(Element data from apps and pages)
-------
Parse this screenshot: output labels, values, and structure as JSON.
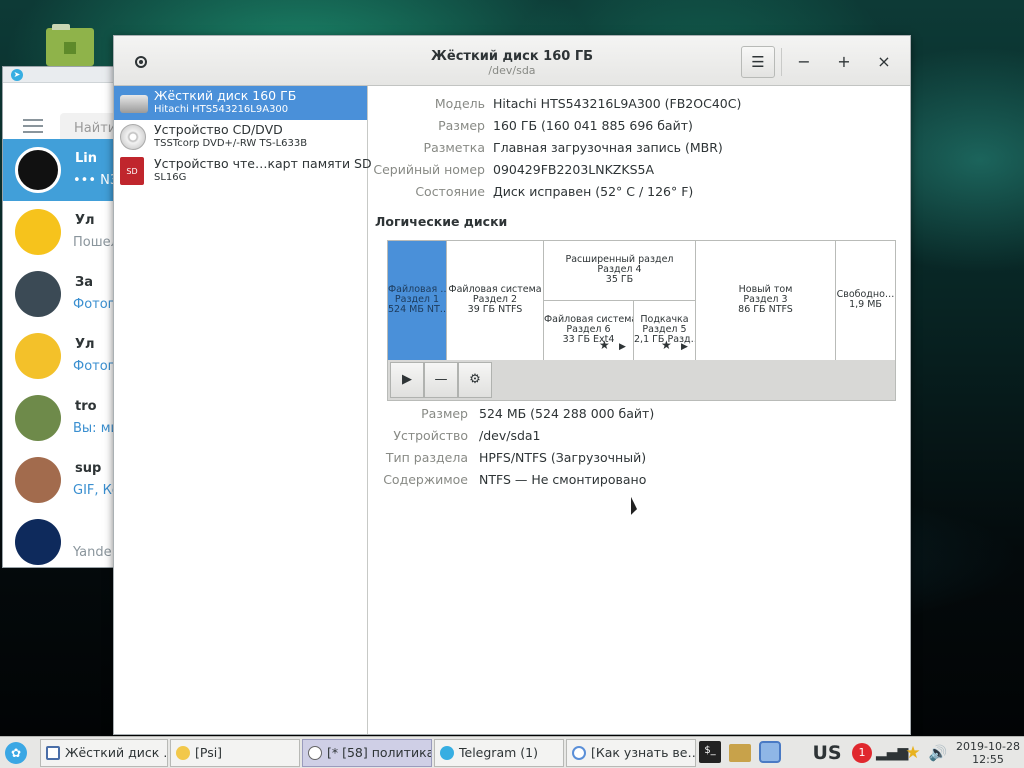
{
  "telegram": {
    "search_placeholder": "Найти",
    "chats": [
      {
        "name": "Lin",
        "preview": "••• N3",
        "active": true
      },
      {
        "name": "Ул",
        "preview": "Пошел"
      },
      {
        "name": "За",
        "preview": "Фотогр"
      },
      {
        "name": "Ул",
        "preview": "Фотогр"
      },
      {
        "name": "tro",
        "preview": "Вы: ми"
      },
      {
        "name": "sup",
        "preview": "GIF, Ко"
      },
      {
        "name": "",
        "preview": "Yande"
      }
    ]
  },
  "disks": {
    "title": "Жёсткий диск 160 ГБ",
    "subtitle": "/dev/sda",
    "header_buttons": {
      "menu": "☰",
      "minimize": "−",
      "maximize": "+",
      "close": "×"
    },
    "devices": [
      {
        "name": "Жёсткий диск 160 ГБ",
        "sub": "Hitachi HTS543216L9A300",
        "icon": "hard-disk-icon",
        "selected": true
      },
      {
        "name": "Устройство CD/DVD",
        "sub": "TSSTcorp DVD+/-RW TS-L633B",
        "icon": "optical-drive-icon"
      },
      {
        "name": "Устройство чте…карт памяти SD",
        "sub": "SL16G",
        "icon": "sd-card-icon"
      }
    ],
    "drive_info": {
      "model_label": "Модель",
      "model": "Hitachi HTS543216L9A300 (FB2OC40C)",
      "size_label": "Размер",
      "size": "160 ГБ (160 041 885 696 байт)",
      "partitioning_label": "Разметка",
      "partitioning": "Главная загрузочная запись (MBR)",
      "serial_label": "Серийный номер",
      "serial": "090429FB2203LNKZKS5A",
      "state_label": "Состояние",
      "state": "Диск исправен (52° C / 126° F)"
    },
    "volumes_title": "Логические диски",
    "partitions": [
      {
        "l1": "Файловая …",
        "l2": "Раздел 1",
        "l3": "524 МБ NT…",
        "selected": true
      },
      {
        "l1": "Файловая система",
        "l2": "Раздел 2",
        "l3": "39 ГБ NTFS"
      },
      {
        "l1": "Расширенный раздел",
        "l2": "Раздел 4",
        "l3": "35 ГБ"
      },
      {
        "l1": "Файловая система",
        "l2": "Раздел 6",
        "l3": "33 ГБ Ext4"
      },
      {
        "l1": "Подкачка",
        "l2": "Раздел 5",
        "l3": "2,1 ГБ Разд…"
      },
      {
        "l1": "Новый том",
        "l2": "Раздел 3",
        "l3": "86 ГБ NTFS"
      },
      {
        "l1": "Свободно…",
        "l2": "1,9 МБ",
        "l3": ""
      }
    ],
    "partition_info": {
      "size_label": "Размер",
      "size": "524 МБ (524 288 000 байт)",
      "device_label": "Устройство",
      "device": "/dev/sda1",
      "type_label": "Тип раздела",
      "type": "HPFS/NTFS (Загрузочный)",
      "contents_label": "Содержимое",
      "contents": "NTFS — Не смонтировано"
    },
    "tools": {
      "play": "▶",
      "remove": "—",
      "gear": "⚙"
    }
  },
  "taskbar": {
    "tasks": [
      {
        "label": "Жёсткий диск …"
      },
      {
        "label": "[Psi]"
      },
      {
        "label": "[* [58] политика]",
        "active": true
      },
      {
        "label": "Telegram (1)"
      },
      {
        "label": "[Как узнать ве…"
      }
    ],
    "keyboard_layout": "US",
    "notification_count": "1",
    "date": "2019-10-28",
    "time": "12:55"
  }
}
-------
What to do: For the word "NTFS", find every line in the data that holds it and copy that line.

Response:
        "l3": "39 ГБ NTFS"
        "l3": "86 ГБ NTFS"
      "type": "HPFS/NTFS (Загрузочный)",
      "contents": "NTFS — Не смонтировано"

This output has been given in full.